REQUIRED WORK:
Search the data below, and report every line in which "size" occurs.

+++ EXERCISE INPUTS +++

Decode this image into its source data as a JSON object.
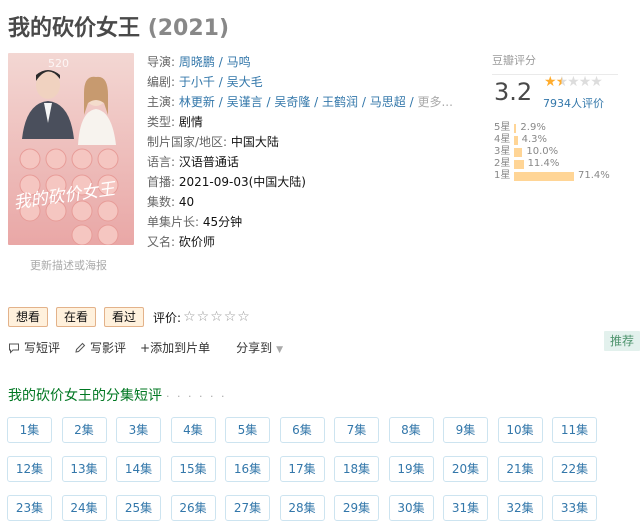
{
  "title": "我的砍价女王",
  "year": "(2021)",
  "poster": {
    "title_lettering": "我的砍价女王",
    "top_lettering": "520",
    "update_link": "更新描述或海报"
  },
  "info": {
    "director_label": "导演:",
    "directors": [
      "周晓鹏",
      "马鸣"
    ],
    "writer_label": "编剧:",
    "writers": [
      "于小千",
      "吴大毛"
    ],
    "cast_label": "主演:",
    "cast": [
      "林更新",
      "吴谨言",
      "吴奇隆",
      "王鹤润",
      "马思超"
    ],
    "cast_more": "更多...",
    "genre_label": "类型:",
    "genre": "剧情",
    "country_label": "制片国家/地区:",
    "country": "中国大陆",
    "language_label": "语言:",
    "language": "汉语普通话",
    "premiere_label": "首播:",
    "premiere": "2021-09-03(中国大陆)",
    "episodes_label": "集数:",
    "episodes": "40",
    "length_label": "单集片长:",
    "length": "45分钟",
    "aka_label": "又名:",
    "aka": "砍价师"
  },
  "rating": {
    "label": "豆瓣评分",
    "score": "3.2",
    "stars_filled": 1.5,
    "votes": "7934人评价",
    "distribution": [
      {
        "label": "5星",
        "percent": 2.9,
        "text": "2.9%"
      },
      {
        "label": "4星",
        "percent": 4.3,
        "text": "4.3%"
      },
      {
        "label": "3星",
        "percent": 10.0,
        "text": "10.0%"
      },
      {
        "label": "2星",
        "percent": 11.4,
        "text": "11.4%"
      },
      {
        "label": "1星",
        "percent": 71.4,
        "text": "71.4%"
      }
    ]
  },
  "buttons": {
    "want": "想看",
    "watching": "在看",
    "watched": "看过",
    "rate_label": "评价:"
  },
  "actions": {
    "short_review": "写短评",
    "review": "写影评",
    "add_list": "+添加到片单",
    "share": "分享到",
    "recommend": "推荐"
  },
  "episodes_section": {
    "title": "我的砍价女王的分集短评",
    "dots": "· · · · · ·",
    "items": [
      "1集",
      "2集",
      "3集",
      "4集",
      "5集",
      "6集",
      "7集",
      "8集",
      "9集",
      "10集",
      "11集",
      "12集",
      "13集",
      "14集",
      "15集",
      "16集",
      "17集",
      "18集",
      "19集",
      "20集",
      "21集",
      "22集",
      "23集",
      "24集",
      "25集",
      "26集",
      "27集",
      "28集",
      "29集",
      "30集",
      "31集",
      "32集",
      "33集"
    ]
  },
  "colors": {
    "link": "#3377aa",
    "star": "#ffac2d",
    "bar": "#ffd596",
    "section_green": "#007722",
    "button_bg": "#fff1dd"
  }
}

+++
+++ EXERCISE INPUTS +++

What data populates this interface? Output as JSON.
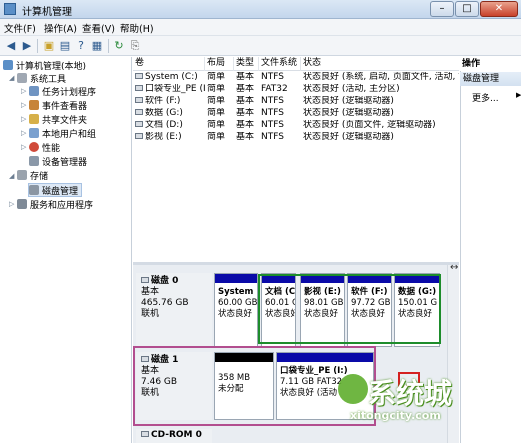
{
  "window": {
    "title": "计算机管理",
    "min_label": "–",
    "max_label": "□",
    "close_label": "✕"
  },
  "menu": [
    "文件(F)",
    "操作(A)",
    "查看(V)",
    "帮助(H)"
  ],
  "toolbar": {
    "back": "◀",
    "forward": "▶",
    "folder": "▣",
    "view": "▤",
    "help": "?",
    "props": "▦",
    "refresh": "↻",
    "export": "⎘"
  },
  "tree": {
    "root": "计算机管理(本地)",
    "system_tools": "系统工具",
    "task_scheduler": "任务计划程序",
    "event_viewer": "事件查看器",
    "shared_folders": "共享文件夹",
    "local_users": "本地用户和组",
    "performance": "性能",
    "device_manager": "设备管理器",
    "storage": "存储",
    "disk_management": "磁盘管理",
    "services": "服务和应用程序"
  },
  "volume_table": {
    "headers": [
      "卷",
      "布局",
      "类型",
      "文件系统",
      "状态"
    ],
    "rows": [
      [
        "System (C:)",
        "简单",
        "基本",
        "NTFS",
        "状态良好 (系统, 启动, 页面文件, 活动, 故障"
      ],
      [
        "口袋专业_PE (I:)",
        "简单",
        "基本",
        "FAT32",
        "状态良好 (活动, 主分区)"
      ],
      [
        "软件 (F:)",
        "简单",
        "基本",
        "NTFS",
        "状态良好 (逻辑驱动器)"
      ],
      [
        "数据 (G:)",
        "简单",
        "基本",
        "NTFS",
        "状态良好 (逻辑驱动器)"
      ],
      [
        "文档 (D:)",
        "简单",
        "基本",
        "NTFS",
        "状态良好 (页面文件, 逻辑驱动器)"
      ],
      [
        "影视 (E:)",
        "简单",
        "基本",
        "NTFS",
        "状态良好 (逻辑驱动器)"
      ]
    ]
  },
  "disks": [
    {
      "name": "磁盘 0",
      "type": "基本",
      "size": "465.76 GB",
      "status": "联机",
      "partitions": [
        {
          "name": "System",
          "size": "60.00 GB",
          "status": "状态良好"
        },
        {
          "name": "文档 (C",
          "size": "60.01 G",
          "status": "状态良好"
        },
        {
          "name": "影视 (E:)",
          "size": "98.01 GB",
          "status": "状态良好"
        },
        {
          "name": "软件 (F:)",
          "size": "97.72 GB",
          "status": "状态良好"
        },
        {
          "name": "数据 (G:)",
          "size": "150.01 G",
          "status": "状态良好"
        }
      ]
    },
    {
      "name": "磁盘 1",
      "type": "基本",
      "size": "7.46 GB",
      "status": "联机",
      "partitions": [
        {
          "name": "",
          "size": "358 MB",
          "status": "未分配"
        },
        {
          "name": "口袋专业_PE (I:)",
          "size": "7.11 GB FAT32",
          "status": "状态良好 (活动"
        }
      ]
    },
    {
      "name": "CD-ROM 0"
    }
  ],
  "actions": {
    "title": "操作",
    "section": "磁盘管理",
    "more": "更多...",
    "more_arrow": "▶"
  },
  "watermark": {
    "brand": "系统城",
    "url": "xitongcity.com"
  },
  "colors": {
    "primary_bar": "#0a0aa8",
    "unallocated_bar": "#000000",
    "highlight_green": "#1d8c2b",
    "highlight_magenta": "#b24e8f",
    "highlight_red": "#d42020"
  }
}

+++

RESULT FOR THIS TASK:
      "size": "465.76 GB",
          "size": "60.00 GB",
          "size": "60.01 G",
          "size": "98.01 GB",
          "size": "97.72 GB",
          "size": "150.01 G",
      "size": "7.46 GB",
          "size": "358 MB",
          "size": "7.11 GB FAT32",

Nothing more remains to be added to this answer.